“You journalist?” asked the waiter, who preferred to be nameless than be jailed. “Don’t worry, you can trust us.”
He recommended an Assyrian red, a young wine from a combination of local grape varieties, okuzgozu and bogazkere, served slightly chilled in a large goblet. “Homemade, 100 percent organic.” He poured it from a bottle with no label.
This may sound corny, but on the video monitor “We Are the World” started playing (showing Cyndi Lauper recording her segment). Possibly that was the waiter’s idea. He got right to the point without being asked a question. “Every day my friends are going to the mountain, teachers, lawyers, doctors, so many,” he said. “There is no one who believes in talking anymore.”
The fighting in Sur was mirrored in half a dozen other Kurdish towns and districts, the first time the 40-year-old Kurdish conflict in Turkey had erupted on such a scale in urbanized areas.

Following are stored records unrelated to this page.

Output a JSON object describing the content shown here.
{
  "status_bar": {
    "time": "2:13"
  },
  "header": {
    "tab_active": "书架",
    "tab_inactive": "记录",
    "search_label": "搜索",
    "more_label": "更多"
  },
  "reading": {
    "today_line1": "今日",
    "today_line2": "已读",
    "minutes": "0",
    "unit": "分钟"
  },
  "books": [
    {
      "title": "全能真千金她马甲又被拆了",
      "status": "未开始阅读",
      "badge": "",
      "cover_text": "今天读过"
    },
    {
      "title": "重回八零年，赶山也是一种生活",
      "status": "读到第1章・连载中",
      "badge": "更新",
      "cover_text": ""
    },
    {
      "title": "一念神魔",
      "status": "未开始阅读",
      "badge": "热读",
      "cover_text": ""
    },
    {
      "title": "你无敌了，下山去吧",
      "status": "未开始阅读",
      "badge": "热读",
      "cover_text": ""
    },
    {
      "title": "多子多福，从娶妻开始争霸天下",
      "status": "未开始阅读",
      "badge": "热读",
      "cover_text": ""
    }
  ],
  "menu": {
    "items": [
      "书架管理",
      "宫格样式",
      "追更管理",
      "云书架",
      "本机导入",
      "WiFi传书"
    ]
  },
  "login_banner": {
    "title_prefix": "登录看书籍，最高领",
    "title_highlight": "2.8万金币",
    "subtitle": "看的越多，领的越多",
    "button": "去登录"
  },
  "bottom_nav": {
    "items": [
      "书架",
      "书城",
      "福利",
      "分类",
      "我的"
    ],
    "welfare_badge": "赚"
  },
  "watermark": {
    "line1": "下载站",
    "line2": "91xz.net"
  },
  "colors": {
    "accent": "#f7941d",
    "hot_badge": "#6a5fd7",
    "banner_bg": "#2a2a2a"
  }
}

While the fighting mostly ended last spring, arrests of people accused of supporting the P.K.K. have gone on ever since, punctuated by terrorist bombings blamed on the P.K.K.
After a failed coup in July — which had nothing to do with Kurds — the Turkish government declared a state of emergency and used those powers to greatly increase arrests of mainstream politicians, especially here in Diyarbakir.
The Kurdish journalist Sedat Yilmaz pulled up a chair and the waiter also poured him a glass of the Assyrian red. Mr. Yilmaz’s online news agency — like nearly all Kurdish publications — has been shut down under the emergency powers.
“Eman Dilo,” a folk tune by the Kurdish folk singer, Mihemed Sexo, was up on the screen. Like most Kurdish music, it sounds mournful to polyphonic ears. Often, as in “Gulazer” by Bremen Mizikacilari, it also involves an array of instruments hardly anyone knows the names of. (There were things that looked like cymbals, but they were operated by feet.)
Mr. Yilmaz had tears in his eyes, not from the music. “This is my first time back to Sur since it all happened,” he said.
The tavern was half full. Ten other customers were at several tables but the waiter said there was nothing to worry about in talking to any of them. The only pro-government people in Sur, he said, were the police.
And there were no plainclothes officers in the tavern with no name.
Anyway, said Mr. Yilmaz, “Nowadays we don’t even worry about arrest. We worry about death.”
Four Kurdish men in their late 20s, all old friends, were at one table sipping from curved tea glasses, and at first wanted to give their full names, but then thought better of it. They had all recently lost their jobs in the purges of more than 100,000 state employees that followed the failed coup.
Two were teachers who had participated in a one-day protest strike here, and all strikers were fired. One was an auditor for a government office who was forced out of his job because, he said, he subscribed to a now-banned Kurdish newspaper. Mahmut, who gave his first name only, was a manager in a government office, purged just three days earlier without any clear reason. He was told his continued employment would be “inconvenient,” he said.
“They cannot discipline us by taking our bread from our hands,” Mahmut said. “We want our collective rights. They don’t want any democratic space for anyone, they destroyed every peaceful means and our young people, they have no other solution, they’re going to the mountain, there is no other way.”
“Going to the mountain” is what people say here about joining the P.K.K., whose redoubts are in the rugged mountains of northern Iraq. Nearly every family in Kurdistan has someone up there, or knows someone, or has had someone come back down, to be buried.
One of the other men, the Kurdish newspaper reader (who has a master’s degree in Kurdish literature), reminded everyone of the bulldozers. “Just near us, all of Sur is demolished, almost a year and they’re still clearing it up,” he said. “They’re still finding pieces of human bodies in the rubble.”
Everyone lapsed into silence, staring at the dregs in their glasses. Bob Dylan’s “Subterranean Homesick Blues” played.